**Given data:**

= = = = =

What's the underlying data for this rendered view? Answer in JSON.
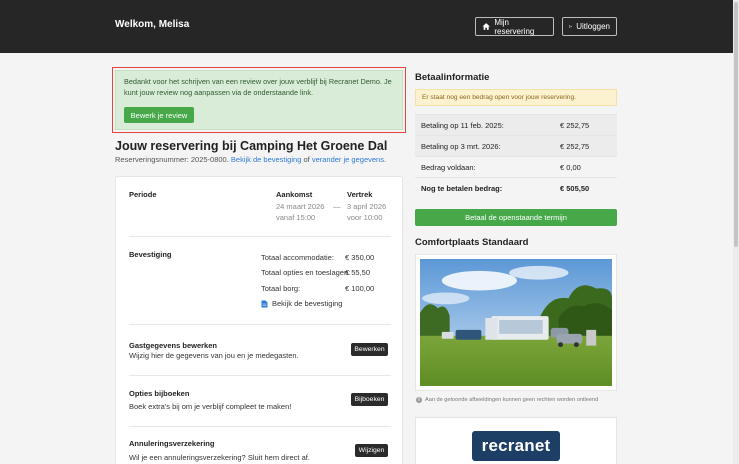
{
  "header": {
    "welcome": "Welkom, Melisa",
    "my_reservation_label": "Mijn reservering",
    "logout_label": "Uitloggen"
  },
  "alert": {
    "message": "Bedankt voor het schrijven van een review over jouw verblijf bij Recranet Demo. Je kunt jouw review nog aanpassen via de onderstaande link.",
    "button_label": "Bewerk je review"
  },
  "reservation": {
    "title": "Jouw reservering bij Camping Het Groene Dal",
    "number_prefix": "Reserveringsnummer: 2025-0800.",
    "confirmation_link": "Bekijk de bevestiging",
    "or_text": "of",
    "change_link": "verander je gegevens",
    "period_label": "Periode",
    "arrival_label": "Aankomst",
    "arrival_date": "24 maart 2026",
    "arrival_time": "vanaf 15:00",
    "dash": "—",
    "departure_label": "Vertrek",
    "departure_date": "3 april 2026",
    "departure_time": "voor 10:00",
    "confirmation_label": "Bevestiging",
    "totals": [
      {
        "label": "Totaal accommodatie:",
        "value": "€ 350,00"
      },
      {
        "label": "Totaal opties en toeslagen:",
        "value": "€ 55,50"
      },
      {
        "label": "Totaal borg:",
        "value": "€ 100,00"
      }
    ],
    "view_confirmation": "Bekijk de bevestiging",
    "guest_title": "Gastgegevens bewerken",
    "guest_text": "Wijzig hier de gegevens van jou en je medegasten.",
    "guest_button": "Bewerken",
    "options_title": "Opties bijboeken",
    "options_text": "Boek extra's bij om je verblijf compleet te maken!",
    "options_button": "Bijboeken",
    "insurance_title": "Annuleringsverzekering",
    "insurance_text": "Wil je een annuleringsverzekering? Sluit hem direct af.",
    "insurance_button": "Wijzigen"
  },
  "payment": {
    "title": "Betaalinformatie",
    "notice": "Er staat nog een bedrag open voor jouw reservering.",
    "rows": [
      {
        "label": "Betaling op 11 feb. 2025:",
        "value": "€ 252,75"
      },
      {
        "label": "Betaling op 3 mrt. 2026:",
        "value": "€ 252,75"
      },
      {
        "label": "Bedrag voldaan:",
        "value": "€ 0,00"
      },
      {
        "label": "Nog te betalen bedrag:",
        "value": "€ 505,50"
      }
    ],
    "pay_button": "Betaal de openstaande termijn"
  },
  "accommodation": {
    "title": "Comfortplaats Standaard",
    "disclaimer": "Aan de getoonde afbeeldingen kunnen geen rechten worden ontleend",
    "logo_text": "recranet"
  },
  "colors": {
    "topbar": "#262626",
    "green": "#47a84a",
    "link": "#2f7ad6",
    "alert_bg": "#d9ecd8",
    "highlight": "#e2453a",
    "brand": "#1d3f66"
  },
  "icons": [
    "home-icon",
    "logout-icon",
    "document-icon",
    "info-icon"
  ]
}
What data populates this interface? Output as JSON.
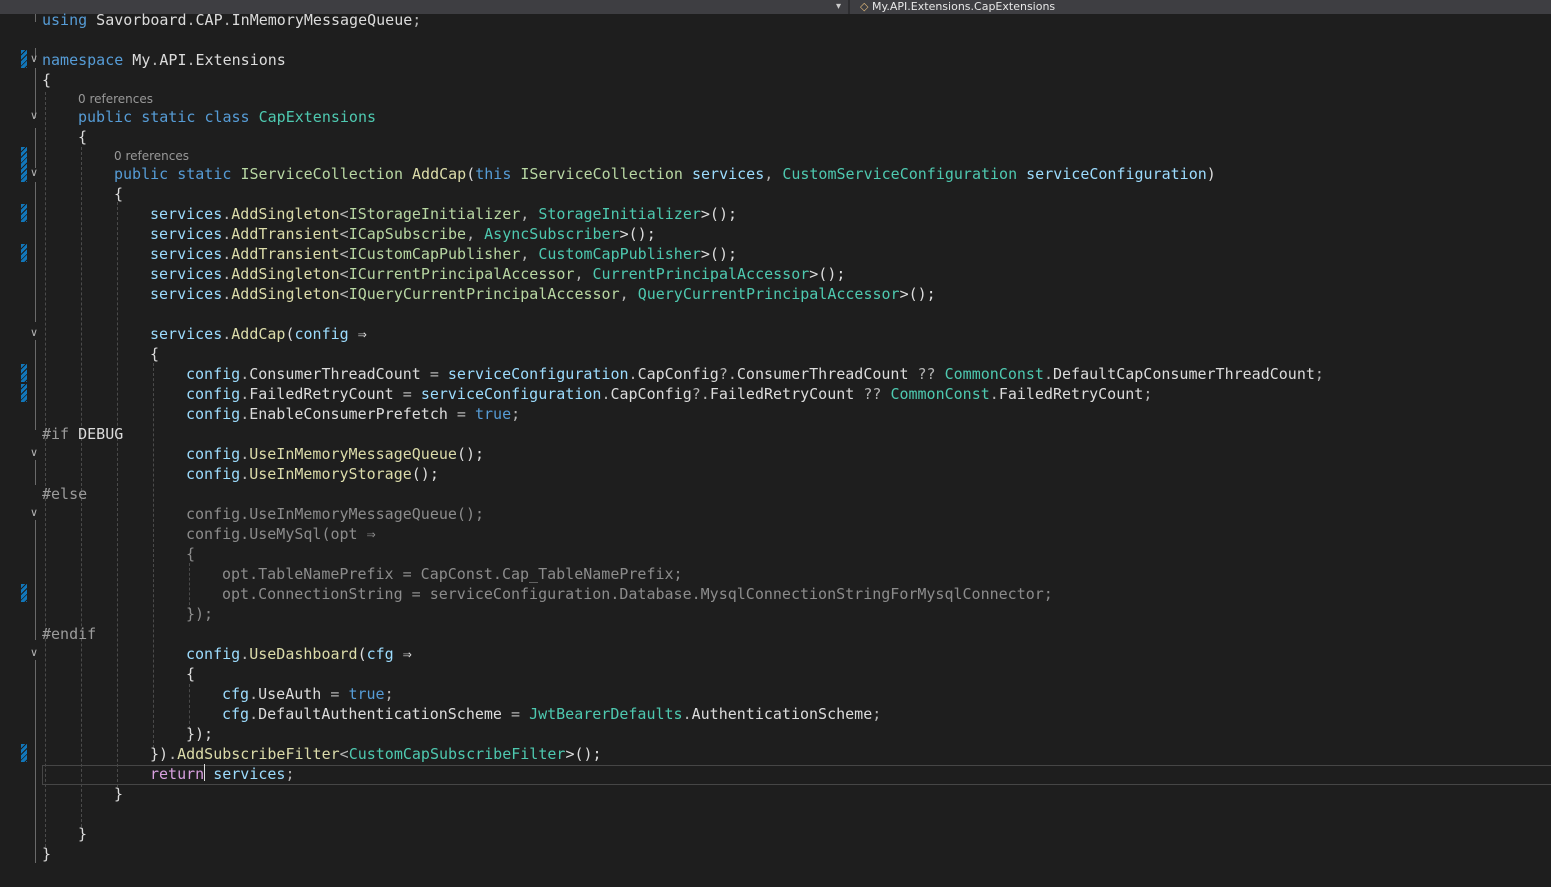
{
  "breadcrumb": {
    "icon": "class-icon",
    "label": "My.API.Extensions.CapExtensions"
  },
  "colors": {
    "keyword": "#569cd6",
    "type": "#4ec9b0",
    "interface": "#b8d7a3",
    "method": "#dcdcaa",
    "variable": "#9cdcfe",
    "control": "#d8a0df",
    "inactive": "#8c8c8c",
    "change_marker": "#1177bb"
  },
  "editor": {
    "current_line": 36,
    "lines": [
      {
        "indent": 0,
        "tokens": [
          [
            "using",
            "kw"
          ],
          [
            " Savorboard",
            "plain"
          ],
          [
            ".",
            "op"
          ],
          [
            "CAP",
            "plain"
          ],
          [
            ".",
            "op"
          ],
          [
            "InMemoryMessageQueue",
            "plain"
          ],
          [
            ";",
            "op"
          ]
        ]
      },
      {
        "indent": 0,
        "tokens": []
      },
      {
        "indent": 0,
        "changed": true,
        "fold": true,
        "tokens": [
          [
            "namespace",
            "kw"
          ],
          [
            " My",
            "plain"
          ],
          [
            ".",
            "op"
          ],
          [
            "API",
            "plain"
          ],
          [
            ".",
            "op"
          ],
          [
            "Extensions",
            "plain"
          ]
        ]
      },
      {
        "indent": 0,
        "tokens": [
          [
            "{",
            "plain"
          ]
        ]
      },
      {
        "indent": 4,
        "lens": "0 references",
        "fold": true,
        "tokens": [
          [
            "public",
            "kw"
          ],
          [
            " ",
            "plain"
          ],
          [
            "static",
            "kw"
          ],
          [
            " ",
            "plain"
          ],
          [
            "class",
            "kw"
          ],
          [
            " ",
            "plain"
          ],
          [
            "CapExtensions",
            "type"
          ]
        ]
      },
      {
        "indent": 4,
        "tokens": [
          [
            "{",
            "plain"
          ]
        ]
      },
      {
        "indent": 8,
        "lens": "0 references",
        "changed": true,
        "fold": true,
        "tokens": [
          [
            "public",
            "kw"
          ],
          [
            " ",
            "plain"
          ],
          [
            "static",
            "kw"
          ],
          [
            " ",
            "plain"
          ],
          [
            "IServiceCollection",
            "iface"
          ],
          [
            " ",
            "plain"
          ],
          [
            "AddCap",
            "method"
          ],
          [
            "(",
            "plain"
          ],
          [
            "this",
            "kw"
          ],
          [
            " ",
            "plain"
          ],
          [
            "IServiceCollection",
            "iface"
          ],
          [
            " ",
            "plain"
          ],
          [
            "services",
            "var"
          ],
          [
            ", ",
            "op"
          ],
          [
            "CustomServiceConfiguration",
            "type"
          ],
          [
            " ",
            "plain"
          ],
          [
            "serviceConfiguration",
            "var"
          ],
          [
            ")",
            "plain"
          ]
        ]
      },
      {
        "indent": 8,
        "tokens": [
          [
            "{",
            "plain"
          ]
        ]
      },
      {
        "indent": 12,
        "changed": true,
        "tokens": [
          [
            "services",
            "var"
          ],
          [
            ".",
            "op"
          ],
          [
            "AddSingleton",
            "method"
          ],
          [
            "<",
            "op"
          ],
          [
            "IStorageInitializer",
            "iface"
          ],
          [
            ", ",
            "op"
          ],
          [
            "StorageInitializer",
            "type"
          ],
          [
            ">();",
            "plain"
          ]
        ]
      },
      {
        "indent": 12,
        "tokens": [
          [
            "services",
            "var"
          ],
          [
            ".",
            "op"
          ],
          [
            "AddTransient",
            "method"
          ],
          [
            "<",
            "op"
          ],
          [
            "ICapSubscribe",
            "iface"
          ],
          [
            ", ",
            "op"
          ],
          [
            "AsyncSubscriber",
            "type"
          ],
          [
            ">();",
            "plain"
          ]
        ]
      },
      {
        "indent": 12,
        "changed": true,
        "tokens": [
          [
            "services",
            "var"
          ],
          [
            ".",
            "op"
          ],
          [
            "AddTransient",
            "method"
          ],
          [
            "<",
            "op"
          ],
          [
            "ICustomCapPublisher",
            "iface"
          ],
          [
            ", ",
            "op"
          ],
          [
            "CustomCapPublisher",
            "type"
          ],
          [
            ">();",
            "plain"
          ]
        ]
      },
      {
        "indent": 12,
        "tokens": [
          [
            "services",
            "var"
          ],
          [
            ".",
            "op"
          ],
          [
            "AddSingleton",
            "method"
          ],
          [
            "<",
            "op"
          ],
          [
            "ICurrentPrincipalAccessor",
            "iface"
          ],
          [
            ", ",
            "op"
          ],
          [
            "CurrentPrincipalAccessor",
            "type"
          ],
          [
            ">();",
            "plain"
          ]
        ]
      },
      {
        "indent": 12,
        "tokens": [
          [
            "services",
            "var"
          ],
          [
            ".",
            "op"
          ],
          [
            "AddSingleton",
            "method"
          ],
          [
            "<",
            "op"
          ],
          [
            "IQueryCurrentPrincipalAccessor",
            "iface"
          ],
          [
            ", ",
            "op"
          ],
          [
            "QueryCurrentPrincipalAccessor",
            "type"
          ],
          [
            ">();",
            "plain"
          ]
        ]
      },
      {
        "indent": 0,
        "tokens": []
      },
      {
        "indent": 12,
        "fold": true,
        "tokens": [
          [
            "services",
            "var"
          ],
          [
            ".",
            "op"
          ],
          [
            "AddCap",
            "method"
          ],
          [
            "(",
            "plain"
          ],
          [
            "config",
            "var"
          ],
          [
            " ⇒",
            "plain"
          ]
        ]
      },
      {
        "indent": 12,
        "tokens": [
          [
            "{",
            "plain"
          ]
        ]
      },
      {
        "indent": 16,
        "changed": true,
        "tokens": [
          [
            "config",
            "var"
          ],
          [
            ".",
            "op"
          ],
          [
            "ConsumerThreadCount",
            "plain"
          ],
          [
            " = ",
            "op"
          ],
          [
            "serviceConfiguration",
            "var"
          ],
          [
            ".",
            "op"
          ],
          [
            "CapConfig",
            "plain"
          ],
          [
            "?.",
            "op"
          ],
          [
            "ConsumerThreadCount",
            "plain"
          ],
          [
            " ?? ",
            "op"
          ],
          [
            "CommonConst",
            "type"
          ],
          [
            ".",
            "op"
          ],
          [
            "DefaultCapConsumerThreadCount",
            "plain"
          ],
          [
            ";",
            "op"
          ]
        ]
      },
      {
        "indent": 16,
        "changed": true,
        "tokens": [
          [
            "config",
            "var"
          ],
          [
            ".",
            "op"
          ],
          [
            "FailedRetryCount",
            "plain"
          ],
          [
            " = ",
            "op"
          ],
          [
            "serviceConfiguration",
            "var"
          ],
          [
            ".",
            "op"
          ],
          [
            "CapConfig",
            "plain"
          ],
          [
            "?.",
            "op"
          ],
          [
            "FailedRetryCount",
            "plain"
          ],
          [
            " ?? ",
            "op"
          ],
          [
            "CommonConst",
            "type"
          ],
          [
            ".",
            "op"
          ],
          [
            "FailedRetryCount",
            "plain"
          ],
          [
            ";",
            "op"
          ]
        ]
      },
      {
        "indent": 16,
        "tokens": [
          [
            "config",
            "var"
          ],
          [
            ".",
            "op"
          ],
          [
            "EnableConsumerPrefetch",
            "plain"
          ],
          [
            " = ",
            "op"
          ],
          [
            "true",
            "kw"
          ],
          [
            ";",
            "op"
          ]
        ]
      },
      {
        "indent": 0,
        "tokens": [
          [
            "#if",
            "pre"
          ],
          [
            " DEBUG",
            "plain"
          ]
        ]
      },
      {
        "indent": 16,
        "fold": true,
        "tokens": [
          [
            "config",
            "var"
          ],
          [
            ".",
            "op"
          ],
          [
            "UseInMemoryMessageQueue",
            "method"
          ],
          [
            "();",
            "plain"
          ]
        ]
      },
      {
        "indent": 16,
        "tokens": [
          [
            "config",
            "var"
          ],
          [
            ".",
            "op"
          ],
          [
            "UseInMemoryStorage",
            "method"
          ],
          [
            "();",
            "plain"
          ]
        ]
      },
      {
        "indent": 0,
        "tokens": [
          [
            "#else",
            "pre"
          ]
        ]
      },
      {
        "indent": 16,
        "fold": true,
        "tokens": [
          [
            "config.UseInMemoryMessageQueue();",
            "inactive"
          ]
        ]
      },
      {
        "indent": 16,
        "tokens": [
          [
            "config.UseMySql(opt ⇒",
            "inactive"
          ]
        ]
      },
      {
        "indent": 16,
        "tokens": [
          [
            "{",
            "inactive"
          ]
        ]
      },
      {
        "indent": 20,
        "tokens": [
          [
            "opt.TableNamePrefix = CapConst.Cap_TableNamePrefix;",
            "inactive"
          ]
        ]
      },
      {
        "indent": 20,
        "changed": true,
        "tokens": [
          [
            "opt.ConnectionString = serviceConfiguration",
            "inactive"
          ],
          [
            ".Database.MysqlConnectionStringForMysqlConnector;",
            "inactive"
          ]
        ]
      },
      {
        "indent": 16,
        "tokens": [
          [
            "});",
            "inactive"
          ]
        ]
      },
      {
        "indent": 0,
        "tokens": [
          [
            "#endif",
            "pre"
          ]
        ]
      },
      {
        "indent": 16,
        "fold": true,
        "tokens": [
          [
            "config",
            "var"
          ],
          [
            ".",
            "op"
          ],
          [
            "UseDashboard",
            "method"
          ],
          [
            "(",
            "plain"
          ],
          [
            "cfg",
            "var"
          ],
          [
            " ⇒",
            "plain"
          ]
        ]
      },
      {
        "indent": 16,
        "tokens": [
          [
            "{",
            "plain"
          ]
        ]
      },
      {
        "indent": 20,
        "tokens": [
          [
            "cfg",
            "var"
          ],
          [
            ".",
            "op"
          ],
          [
            "UseAuth",
            "plain"
          ],
          [
            " = ",
            "op"
          ],
          [
            "true",
            "kw"
          ],
          [
            ";",
            "op"
          ]
        ]
      },
      {
        "indent": 20,
        "tokens": [
          [
            "cfg",
            "var"
          ],
          [
            ".",
            "op"
          ],
          [
            "DefaultAuthenticationScheme",
            "plain"
          ],
          [
            " = ",
            "op"
          ],
          [
            "JwtBearerDefaults",
            "type"
          ],
          [
            ".",
            "op"
          ],
          [
            "AuthenticationScheme",
            "plain"
          ],
          [
            ";",
            "op"
          ]
        ]
      },
      {
        "indent": 16,
        "tokens": [
          [
            "});",
            "plain"
          ]
        ]
      },
      {
        "indent": 12,
        "changed": true,
        "tokens": [
          [
            "})",
            "plain"
          ],
          [
            ".",
            "op"
          ],
          [
            "AddSubscribeFilter",
            "method"
          ],
          [
            "<",
            "op"
          ],
          [
            "CustomCapSubscribeFilter",
            "type"
          ],
          [
            ">();",
            "plain"
          ]
        ]
      },
      {
        "indent": 12,
        "tokens": [
          [
            "return",
            "ctl"
          ],
          [
            " ",
            "plain"
          ],
          [
            "services",
            "var"
          ],
          [
            ";",
            "op"
          ]
        ]
      },
      {
        "indent": 8,
        "tokens": [
          [
            "}",
            "plain"
          ]
        ]
      },
      {
        "indent": 0,
        "tokens": []
      },
      {
        "indent": 4,
        "tokens": [
          [
            "}",
            "plain"
          ]
        ]
      },
      {
        "indent": 0,
        "tokens": [
          [
            "}",
            "plain"
          ]
        ]
      }
    ]
  }
}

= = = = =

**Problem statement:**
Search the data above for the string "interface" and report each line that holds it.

**Solution to this task:**
What data populates this interface? Output as JSON.
    "interface": "#b8d7a3",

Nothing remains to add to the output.